Doyalson Animal Hospital
423 Scenic Drive
Doyalson
NSW 2262

Phone:
02 4399 2129
Fax:
02 4390 2911

Feeding

Because of their short digestive tract, ferrets cannot digest fibre, plant material & carbohydrate very well. Therefore they are meat eaters. They have a high metabolism & so should always have food and fresh water available in heavy bowls that they cannot tip over. They require a high protein & high fat diet (greater than 30% and 20% respectively) and so a high quality kitten kibble or specially formulated commercial ferret diet is best. Raw bones such as chicken wings & necks can be helpful to prevent tartar build up but can often be hidden away & not eaten.

Vaccination

Ferrets are susceptible to Distemper & require vaccination at 12 & 16 weeks of age then yearly for life.

Desexing

Desexing is highly recommended for males and vital for females. A female ferret remains in season until mated, and if does not become pregnant will develop an irreversible anaemia resulting in death within 2-3 months. Desexing will help reduce a ferrets musky odour but nothing will eliminate it completely. Ferrets in the USA often have their scent glands surgically removed, but this procedure is not done here as it is ineffective & unnecessary.

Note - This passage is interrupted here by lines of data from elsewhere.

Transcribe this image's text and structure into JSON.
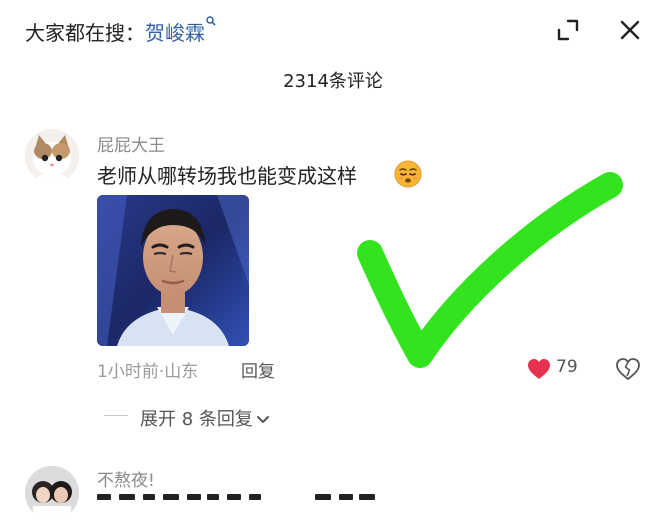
{
  "header": {
    "search_prefix": "大家都在搜：",
    "search_keyword": "贺峻霖",
    "icons": [
      "search-icon",
      "expand-icon",
      "close-icon"
    ]
  },
  "comment_count": "2314条评论",
  "comments": [
    {
      "username": "屁屁大王",
      "text": "老师从哪转场我也能变成这样",
      "emoji": "smirk-emoji",
      "time_location": "1小时前·山东",
      "reply_label": "回复",
      "likes": "79",
      "expand_replies": "展开 8 条回复"
    },
    {
      "username": "不熬夜!"
    }
  ],
  "colors": {
    "keyword": "#2f5fa8",
    "like": "#e8314f",
    "checkmark": "#33e31d"
  }
}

Parasite control

Ferrets are susceptible to fleas, intestinal worms, heartworm & ear mites. The simplest & most effective means of controlling all these parasites is by using Revolution Puppy & Kitten top spot once monthly. While not registered for use in ferrets, it is safe to use.

Heat stress

Ferrets are European animals and so are not bothered by cold weather, but succumb to heat stress very easily. When temperatures exceed 25 C, action must be taken to cool them down. This may include wet towels in & around their cage, frozen water bottles and bringing them indoors with air conditioning. If your ferret becomes weak with hot feet & diarrhoea, seek veterinary attention immediately.

Influenza and common colds

Ferrets are very susceptible to human colds and influenza viruses. People with colds should refrain from handling their ferrets as much as possible.

Toys

While they can spend up to 16 hours a day sleeping, when awake ferrets are very curious & playful. Any toys given to a ferret must not be easily chewed or broken apart (ie soft foam balls) as these can be swallowed & cause an obstruction.